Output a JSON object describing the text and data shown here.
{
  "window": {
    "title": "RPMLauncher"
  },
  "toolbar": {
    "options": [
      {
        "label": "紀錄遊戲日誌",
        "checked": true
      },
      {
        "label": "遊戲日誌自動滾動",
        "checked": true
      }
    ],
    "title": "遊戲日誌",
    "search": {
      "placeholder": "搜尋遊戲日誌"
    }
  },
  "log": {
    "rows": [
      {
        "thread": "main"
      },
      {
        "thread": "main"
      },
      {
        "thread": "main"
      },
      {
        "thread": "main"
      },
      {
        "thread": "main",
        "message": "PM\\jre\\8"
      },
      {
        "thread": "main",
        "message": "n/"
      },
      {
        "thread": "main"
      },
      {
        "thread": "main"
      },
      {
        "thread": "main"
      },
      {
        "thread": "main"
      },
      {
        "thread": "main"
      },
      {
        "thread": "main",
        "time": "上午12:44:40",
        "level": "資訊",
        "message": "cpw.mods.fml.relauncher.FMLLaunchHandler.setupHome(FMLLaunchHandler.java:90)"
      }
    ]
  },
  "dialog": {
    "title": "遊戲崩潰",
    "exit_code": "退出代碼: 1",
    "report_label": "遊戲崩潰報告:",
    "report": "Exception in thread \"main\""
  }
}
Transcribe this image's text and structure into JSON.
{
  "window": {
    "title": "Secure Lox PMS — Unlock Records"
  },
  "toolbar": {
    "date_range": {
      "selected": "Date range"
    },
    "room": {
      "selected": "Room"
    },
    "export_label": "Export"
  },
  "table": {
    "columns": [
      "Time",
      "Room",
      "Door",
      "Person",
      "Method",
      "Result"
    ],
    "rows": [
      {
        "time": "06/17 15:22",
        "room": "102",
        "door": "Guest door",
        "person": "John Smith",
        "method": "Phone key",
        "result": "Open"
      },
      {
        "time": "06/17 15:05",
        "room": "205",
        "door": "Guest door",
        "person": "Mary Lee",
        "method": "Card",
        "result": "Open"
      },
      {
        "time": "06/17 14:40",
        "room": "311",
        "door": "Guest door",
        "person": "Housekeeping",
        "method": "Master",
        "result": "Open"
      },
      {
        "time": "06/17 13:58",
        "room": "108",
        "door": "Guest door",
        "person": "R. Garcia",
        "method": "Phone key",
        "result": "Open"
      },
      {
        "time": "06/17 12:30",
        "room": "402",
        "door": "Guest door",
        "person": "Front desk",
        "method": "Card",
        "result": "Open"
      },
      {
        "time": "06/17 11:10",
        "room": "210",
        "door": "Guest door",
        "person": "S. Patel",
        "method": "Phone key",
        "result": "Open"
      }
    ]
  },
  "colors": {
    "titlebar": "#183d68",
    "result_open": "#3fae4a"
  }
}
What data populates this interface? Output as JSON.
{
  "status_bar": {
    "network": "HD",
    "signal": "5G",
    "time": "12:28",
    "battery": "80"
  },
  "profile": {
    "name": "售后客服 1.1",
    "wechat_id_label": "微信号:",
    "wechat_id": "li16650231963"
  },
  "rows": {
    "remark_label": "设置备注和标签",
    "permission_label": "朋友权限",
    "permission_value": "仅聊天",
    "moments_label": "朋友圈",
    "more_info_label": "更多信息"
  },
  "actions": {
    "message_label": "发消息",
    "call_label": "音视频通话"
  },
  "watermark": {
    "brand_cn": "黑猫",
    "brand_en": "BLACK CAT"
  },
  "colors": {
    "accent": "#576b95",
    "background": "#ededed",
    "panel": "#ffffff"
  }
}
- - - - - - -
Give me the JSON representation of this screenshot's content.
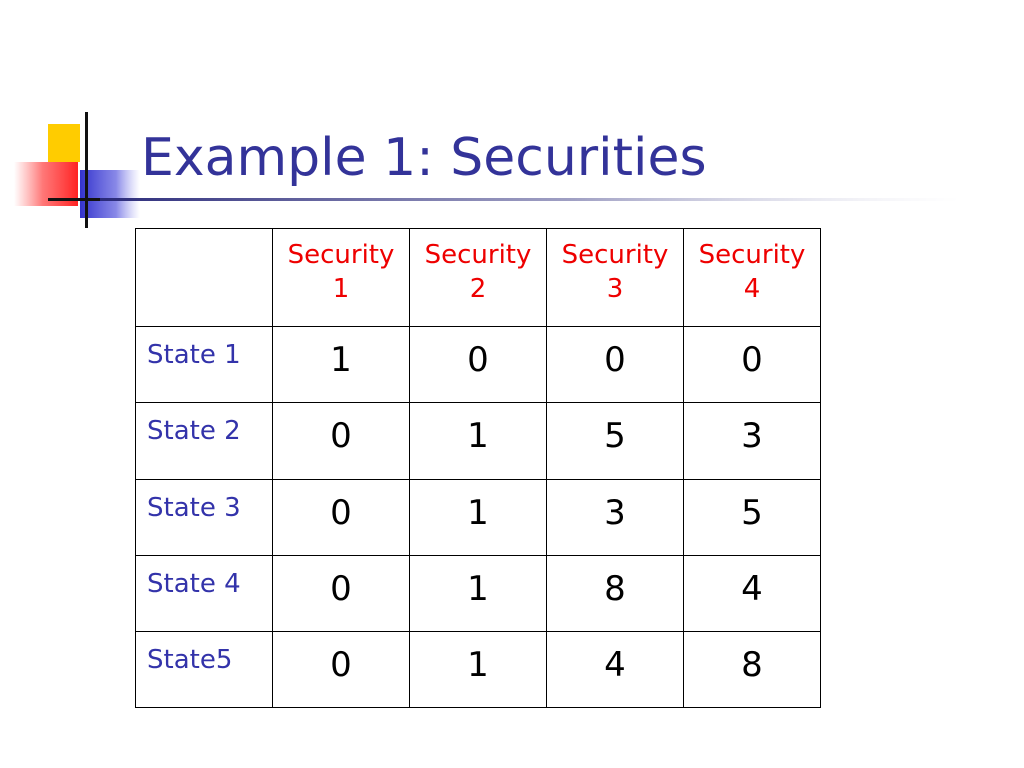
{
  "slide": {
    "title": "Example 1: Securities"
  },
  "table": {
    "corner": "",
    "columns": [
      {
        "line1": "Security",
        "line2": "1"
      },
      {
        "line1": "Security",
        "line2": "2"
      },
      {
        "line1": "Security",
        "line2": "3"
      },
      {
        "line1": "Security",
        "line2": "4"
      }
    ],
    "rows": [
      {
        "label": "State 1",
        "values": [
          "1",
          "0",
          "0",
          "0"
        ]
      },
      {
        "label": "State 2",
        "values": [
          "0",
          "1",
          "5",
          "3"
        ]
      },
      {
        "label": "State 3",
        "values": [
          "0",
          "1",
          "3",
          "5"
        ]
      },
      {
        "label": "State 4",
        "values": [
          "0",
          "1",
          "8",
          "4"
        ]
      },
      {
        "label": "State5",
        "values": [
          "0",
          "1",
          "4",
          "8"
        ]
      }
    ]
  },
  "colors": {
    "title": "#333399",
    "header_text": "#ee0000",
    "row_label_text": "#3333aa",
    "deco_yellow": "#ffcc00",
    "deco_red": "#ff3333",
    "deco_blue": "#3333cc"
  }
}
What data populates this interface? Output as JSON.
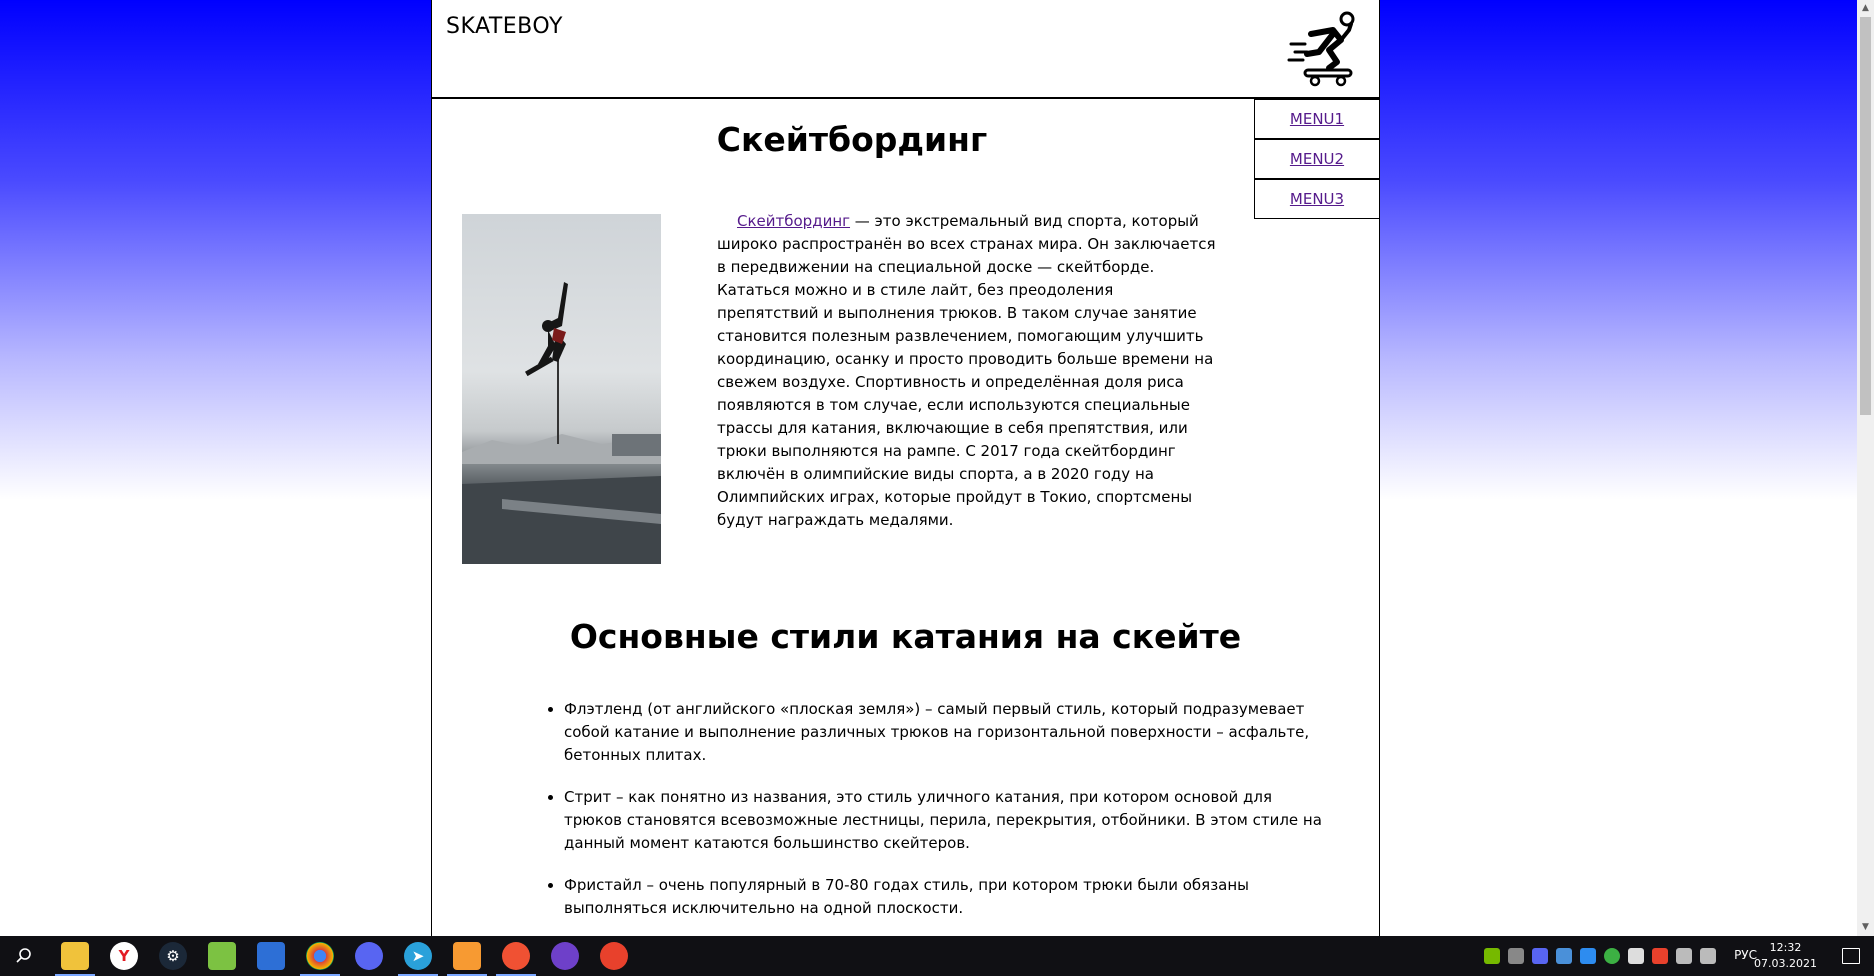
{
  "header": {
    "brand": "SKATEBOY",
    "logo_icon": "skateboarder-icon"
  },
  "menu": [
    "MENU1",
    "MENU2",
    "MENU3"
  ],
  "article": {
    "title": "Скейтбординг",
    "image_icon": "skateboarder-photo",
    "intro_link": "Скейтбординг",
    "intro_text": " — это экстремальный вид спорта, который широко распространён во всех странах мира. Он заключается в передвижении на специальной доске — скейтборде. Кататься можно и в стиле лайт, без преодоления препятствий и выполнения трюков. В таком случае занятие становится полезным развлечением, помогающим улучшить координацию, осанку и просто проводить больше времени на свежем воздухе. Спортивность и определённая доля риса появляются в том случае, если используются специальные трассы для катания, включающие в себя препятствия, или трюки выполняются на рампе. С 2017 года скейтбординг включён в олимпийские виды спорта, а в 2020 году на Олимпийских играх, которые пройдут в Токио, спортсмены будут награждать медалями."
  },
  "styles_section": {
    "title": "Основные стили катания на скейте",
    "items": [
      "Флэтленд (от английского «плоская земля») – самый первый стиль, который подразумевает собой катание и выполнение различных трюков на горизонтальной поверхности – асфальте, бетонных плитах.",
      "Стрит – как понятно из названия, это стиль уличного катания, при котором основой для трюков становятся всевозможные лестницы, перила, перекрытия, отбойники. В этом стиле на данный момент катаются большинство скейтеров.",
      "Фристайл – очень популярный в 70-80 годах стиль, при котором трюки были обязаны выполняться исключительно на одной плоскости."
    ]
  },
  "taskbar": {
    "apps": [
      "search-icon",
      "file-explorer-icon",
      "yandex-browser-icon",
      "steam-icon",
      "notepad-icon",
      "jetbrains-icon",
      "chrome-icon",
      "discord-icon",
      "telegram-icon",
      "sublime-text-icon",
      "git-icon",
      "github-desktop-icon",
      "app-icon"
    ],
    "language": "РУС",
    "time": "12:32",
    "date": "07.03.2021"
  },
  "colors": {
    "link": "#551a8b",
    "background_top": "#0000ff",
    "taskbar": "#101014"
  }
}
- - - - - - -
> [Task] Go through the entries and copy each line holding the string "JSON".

> [Response area]
Output a JSON object describing the text and data shown here.
Transcribe this image's text and structure into JSON.
What data populates this interface? Output as JSON.
Give me the JSON representation of this screenshot's content.
What data populates this interface? Output as JSON.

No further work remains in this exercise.